▶ **INSTRUCTIONS TO FOLLOW**:
Would it be possible to reproduce every entry exactly, please?

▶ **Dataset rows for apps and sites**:

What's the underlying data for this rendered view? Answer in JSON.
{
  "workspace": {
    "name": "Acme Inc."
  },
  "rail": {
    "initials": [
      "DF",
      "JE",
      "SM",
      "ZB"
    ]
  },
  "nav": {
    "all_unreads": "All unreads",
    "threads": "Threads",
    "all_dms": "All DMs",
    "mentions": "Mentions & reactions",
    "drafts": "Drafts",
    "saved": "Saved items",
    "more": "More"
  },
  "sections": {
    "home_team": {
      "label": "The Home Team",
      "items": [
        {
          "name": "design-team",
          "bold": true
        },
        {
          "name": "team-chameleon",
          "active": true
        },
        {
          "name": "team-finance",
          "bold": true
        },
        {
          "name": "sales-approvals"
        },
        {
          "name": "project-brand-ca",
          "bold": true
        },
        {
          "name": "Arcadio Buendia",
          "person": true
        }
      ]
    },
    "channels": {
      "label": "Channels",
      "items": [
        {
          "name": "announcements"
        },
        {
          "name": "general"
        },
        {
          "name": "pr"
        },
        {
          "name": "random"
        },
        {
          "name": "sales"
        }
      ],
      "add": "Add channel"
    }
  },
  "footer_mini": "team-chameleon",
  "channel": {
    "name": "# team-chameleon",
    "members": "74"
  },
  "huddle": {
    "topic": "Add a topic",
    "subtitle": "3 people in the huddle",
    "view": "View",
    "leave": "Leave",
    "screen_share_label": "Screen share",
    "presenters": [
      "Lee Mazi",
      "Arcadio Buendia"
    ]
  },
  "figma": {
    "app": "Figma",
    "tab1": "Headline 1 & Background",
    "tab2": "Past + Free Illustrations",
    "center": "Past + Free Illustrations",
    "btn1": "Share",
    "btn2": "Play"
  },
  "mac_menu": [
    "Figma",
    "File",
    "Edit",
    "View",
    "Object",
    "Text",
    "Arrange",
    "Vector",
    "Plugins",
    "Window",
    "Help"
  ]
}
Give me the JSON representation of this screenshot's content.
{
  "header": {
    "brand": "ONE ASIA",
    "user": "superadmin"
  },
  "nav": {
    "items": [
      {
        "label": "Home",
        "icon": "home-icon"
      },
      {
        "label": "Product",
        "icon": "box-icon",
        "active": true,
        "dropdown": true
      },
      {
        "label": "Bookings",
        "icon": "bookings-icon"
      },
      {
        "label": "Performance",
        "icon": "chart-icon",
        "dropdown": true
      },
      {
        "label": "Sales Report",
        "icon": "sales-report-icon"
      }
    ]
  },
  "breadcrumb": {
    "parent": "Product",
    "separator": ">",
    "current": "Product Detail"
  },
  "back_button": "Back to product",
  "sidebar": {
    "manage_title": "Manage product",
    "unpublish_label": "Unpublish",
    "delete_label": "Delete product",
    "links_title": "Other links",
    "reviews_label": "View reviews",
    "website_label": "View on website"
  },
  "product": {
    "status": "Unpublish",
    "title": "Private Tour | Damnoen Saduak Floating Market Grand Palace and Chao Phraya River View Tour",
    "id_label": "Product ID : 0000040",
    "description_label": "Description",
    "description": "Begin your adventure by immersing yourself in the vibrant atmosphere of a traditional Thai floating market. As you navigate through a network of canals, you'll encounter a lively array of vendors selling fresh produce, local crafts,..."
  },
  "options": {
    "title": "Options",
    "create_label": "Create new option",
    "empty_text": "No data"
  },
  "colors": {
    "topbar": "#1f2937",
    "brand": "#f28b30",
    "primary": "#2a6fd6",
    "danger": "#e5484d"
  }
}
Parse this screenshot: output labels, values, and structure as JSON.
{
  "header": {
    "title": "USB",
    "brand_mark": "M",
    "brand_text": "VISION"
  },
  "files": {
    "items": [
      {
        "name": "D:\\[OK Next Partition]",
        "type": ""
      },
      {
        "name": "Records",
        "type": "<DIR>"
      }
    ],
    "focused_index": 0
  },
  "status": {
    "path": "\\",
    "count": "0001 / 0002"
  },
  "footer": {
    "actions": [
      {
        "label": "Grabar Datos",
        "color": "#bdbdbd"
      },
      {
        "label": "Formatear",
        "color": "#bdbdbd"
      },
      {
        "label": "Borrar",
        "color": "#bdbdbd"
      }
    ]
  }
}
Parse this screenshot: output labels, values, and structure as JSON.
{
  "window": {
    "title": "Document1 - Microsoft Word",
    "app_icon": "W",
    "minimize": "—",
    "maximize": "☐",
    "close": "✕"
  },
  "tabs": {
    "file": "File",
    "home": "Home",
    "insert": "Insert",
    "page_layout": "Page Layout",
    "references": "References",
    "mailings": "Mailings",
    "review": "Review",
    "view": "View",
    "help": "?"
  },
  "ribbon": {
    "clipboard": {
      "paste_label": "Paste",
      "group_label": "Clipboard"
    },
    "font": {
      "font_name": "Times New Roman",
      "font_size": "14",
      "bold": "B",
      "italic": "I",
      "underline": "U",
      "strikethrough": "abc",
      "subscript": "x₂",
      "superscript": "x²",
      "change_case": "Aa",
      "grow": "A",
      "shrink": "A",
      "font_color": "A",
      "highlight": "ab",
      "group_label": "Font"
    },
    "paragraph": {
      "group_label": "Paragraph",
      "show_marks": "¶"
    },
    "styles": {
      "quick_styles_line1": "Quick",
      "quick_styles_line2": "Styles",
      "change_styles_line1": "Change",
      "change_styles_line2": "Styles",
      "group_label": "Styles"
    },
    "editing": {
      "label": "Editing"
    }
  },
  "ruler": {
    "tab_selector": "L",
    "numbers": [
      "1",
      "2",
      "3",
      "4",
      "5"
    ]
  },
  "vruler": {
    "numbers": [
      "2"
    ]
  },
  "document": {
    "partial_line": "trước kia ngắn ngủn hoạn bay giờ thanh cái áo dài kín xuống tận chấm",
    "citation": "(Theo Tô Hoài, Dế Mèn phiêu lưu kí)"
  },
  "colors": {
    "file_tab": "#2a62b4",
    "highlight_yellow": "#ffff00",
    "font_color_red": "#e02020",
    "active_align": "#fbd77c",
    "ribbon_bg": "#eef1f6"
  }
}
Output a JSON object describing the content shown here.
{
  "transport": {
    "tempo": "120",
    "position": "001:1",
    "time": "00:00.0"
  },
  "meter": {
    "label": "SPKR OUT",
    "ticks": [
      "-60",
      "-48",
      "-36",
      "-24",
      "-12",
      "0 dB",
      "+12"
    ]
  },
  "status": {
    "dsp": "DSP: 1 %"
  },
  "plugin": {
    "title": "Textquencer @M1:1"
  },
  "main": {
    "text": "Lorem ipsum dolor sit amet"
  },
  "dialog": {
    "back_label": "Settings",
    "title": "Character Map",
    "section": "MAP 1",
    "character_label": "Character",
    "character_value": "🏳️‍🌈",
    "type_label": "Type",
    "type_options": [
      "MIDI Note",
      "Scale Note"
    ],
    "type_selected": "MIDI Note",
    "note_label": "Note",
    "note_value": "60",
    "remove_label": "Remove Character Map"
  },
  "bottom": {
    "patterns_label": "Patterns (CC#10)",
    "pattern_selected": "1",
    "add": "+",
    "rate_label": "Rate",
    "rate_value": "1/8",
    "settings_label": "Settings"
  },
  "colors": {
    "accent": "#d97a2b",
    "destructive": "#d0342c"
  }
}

▶ **ANSWER AREA**:
What's the underlying data for this rendered view? Answer in JSON.
{
  "workspace": {
    "name": "Acme Inc."
  },
  "rail": {
    "initials": [
      "DF",
      "JE",
      "SM",
      "ZB"
    ]
  },
  "nav": {
    "all_unreads": "All unreads",
    "threads": "Threads",
    "all_dms": "All DMs",
    "mentions": "Mentions & reactions",
    "drafts": "Drafts",
    "saved": "Saved items",
    "more": "More"
  },
  "sections": {
    "home_team": {
      "label": "The Home Team",
      "items": [
        {
          "name": "design-team",
          "bold": true
        },
        {
          "name": "team-chameleon",
          "active": true
        },
        {
          "name": "team-finance",
          "bold": true
        },
        {
          "name": "sales-approvals"
        },
        {
          "name": "project-brand-ca",
          "bold": true
        },
        {
          "name": "Arcadio Buendia",
          "person": true
        }
      ]
    },
    "channels": {
      "label": "Channels",
      "items": [
        {
          "name": "announcements"
        },
        {
          "name": "general"
        },
        {
          "name": "pr"
        },
        {
          "name": "random"
        },
        {
          "name": "sales"
        }
      ],
      "add": "Add channel"
    }
  },
  "footer_mini": "team-chameleon",
  "channel": {
    "name": "# team-chameleon",
    "members": "74"
  },
  "huddle": {
    "topic": "Add a topic",
    "subtitle": "3 people in the huddle",
    "view": "View",
    "leave": "Leave",
    "screen_share_label": "Screen share",
    "presenters": [
      "Lee Mazi",
      "Arcadio Buendia"
    ]
  },
  "figma": {
    "app": "Figma",
    "tab1": "Headline 1 & Background",
    "tab2": "Past + Free Illustrations",
    "center": "Past + Free Illustrations",
    "btn1": "Share",
    "btn2": "Play"
  },
  "mac_menu": [
    "Figma",
    "File",
    "Edit",
    "View",
    "Object",
    "Text",
    "Arrange",
    "Vector",
    "Plugins",
    "Window",
    "Help"
  ]
}
Give me the JSON representation of this screenshot's content.
{
  "header": {
    "brand": "ONE ASIA",
    "user": "superadmin"
  },
  "nav": {
    "items": [
      {
        "label": "Home",
        "icon": "home-icon"
      },
      {
        "label": "Product",
        "icon": "box-icon",
        "active": true,
        "dropdown": true
      },
      {
        "label": "Bookings",
        "icon": "bookings-icon"
      },
      {
        "label": "Performance",
        "icon": "chart-icon",
        "dropdown": true
      },
      {
        "label": "Sales Report",
        "icon": "sales-report-icon"
      }
    ]
  },
  "breadcrumb": {
    "parent": "Product",
    "separator": ">",
    "current": "Product Detail"
  },
  "back_button": "Back to product",
  "sidebar": {
    "manage_title": "Manage product",
    "unpublish_label": "Unpublish",
    "delete_label": "Delete product",
    "links_title": "Other links",
    "reviews_label": "View reviews",
    "website_label": "View on website"
  },
  "product": {
    "status": "Unpublish",
    "title": "Private Tour | Damnoen Saduak Floating Market Grand Palace and Chao Phraya River View Tour",
    "id_label": "Product ID : 0000040",
    "description_label": "Description",
    "description": "Begin your adventure by immersing yourself in the vibrant atmosphere of a traditional Thai floating market. As you navigate through a network of canals, you'll encounter a lively array of vendors selling fresh produce, local crafts,..."
  },
  "options": {
    "title": "Options",
    "create_label": "Create new option",
    "empty_text": "No data"
  },
  "colors": {
    "topbar": "#1f2937",
    "brand": "#f28b30",
    "primary": "#2a6fd6",
    "danger": "#e5484d"
  }
}
Parse this screenshot: output labels, values, and structure as JSON.
{
  "header": {
    "title": "USB",
    "brand_mark": "M",
    "brand_text": "VISION"
  },
  "files": {
    "items": [
      {
        "name": "D:\\[OK Next Partition]",
        "type": ""
      },
      {
        "name": "Records",
        "type": "<DIR>"
      }
    ],
    "focused_index": 0
  },
  "status": {
    "path": "\\",
    "count": "0001 / 0002"
  },
  "footer": {
    "actions": [
      {
        "label": "Grabar Datos",
        "color": "#bdbdbd"
      },
      {
        "label": "Formatear",
        "color": "#bdbdbd"
      },
      {
        "label": "Borrar",
        "color": "#bdbdbd"
      }
    ]
  }
}
Parse this screenshot: output labels, values, and structure as JSON.
{
  "window": {
    "title": "Document1 - Microsoft Word",
    "app_icon": "W",
    "minimize": "—",
    "maximize": "☐",
    "close": "✕"
  },
  "tabs": {
    "file": "File",
    "home": "Home",
    "insert": "Insert",
    "page_layout": "Page Layout",
    "references": "References",
    "mailings": "Mailings",
    "review": "Review",
    "view": "View",
    "help": "?"
  },
  "ribbon": {
    "clipboard": {
      "paste_label": "Paste",
      "group_label": "Clipboard"
    },
    "font": {
      "font_name": "Times New Roman",
      "font_size": "14",
      "bold": "B",
      "italic": "I",
      "underline": "U",
      "strikethrough": "abc",
      "subscript": "x₂",
      "superscript": "x²",
      "change_case": "Aa",
      "grow": "A",
      "shrink": "A",
      "font_color": "A",
      "highlight": "ab",
      "group_label": "Font"
    },
    "paragraph": {
      "group_label": "Paragraph",
      "show_marks": "¶"
    },
    "styles": {
      "quick_styles_line1": "Quick",
      "quick_styles_line2": "Styles",
      "change_styles_line1": "Change",
      "change_styles_line2": "Styles",
      "group_label": "Styles"
    },
    "editing": {
      "label": "Editing"
    }
  },
  "ruler": {
    "tab_selector": "L",
    "numbers": [
      "1",
      "2",
      "3",
      "4",
      "5"
    ]
  },
  "vruler": {
    "numbers": [
      "2"
    ]
  },
  "document": {
    "partial_line": "trước kia ngắn ngủn hoạn bay giờ thanh cái áo dài kín xuống tận chấm",
    "citation": "(Theo Tô Hoài, Dế Mèn phiêu lưu kí)"
  },
  "colors": {
    "file_tab": "#2a62b4",
    "highlight_yellow": "#ffff00",
    "font_color_red": "#e02020",
    "active_align": "#fbd77c",
    "ribbon_bg": "#eef1f6"
  }
}
Output a JSON object describing the content shown here.
{
  "transport": {
    "tempo": "120",
    "position": "001:1",
    "time": "00:00.0"
  },
  "meter": {
    "label": "SPKR OUT",
    "ticks": [
      "-60",
      "-48",
      "-36",
      "-24",
      "-12",
      "0 dB",
      "+12"
    ]
  },
  "status": {
    "dsp": "DSP: 1 %"
  },
  "plugin": {
    "title": "Textquencer @M1:1"
  },
  "main": {
    "text": "Lorem ipsum dolor sit amet"
  },
  "dialog": {
    "back_label": "Settings",
    "title": "Character Map",
    "section": "MAP 1",
    "character_label": "Character",
    "character_value": "🏳️‍🌈",
    "type_label": "Type",
    "type_options": [
      "MIDI Note",
      "Scale Note"
    ],
    "type_selected": "MIDI Note",
    "note_label": "Note",
    "note_value": "60",
    "remove_label": "Remove Character Map"
  },
  "bottom": {
    "patterns_label": "Patterns (CC#10)",
    "pattern_selected": "1",
    "add": "+",
    "rate_label": "Rate",
    "rate_value": "1/8",
    "settings_label": "Settings"
  },
  "colors": {
    "accent": "#d97a2b",
    "destructive": "#d0342c"
  }
}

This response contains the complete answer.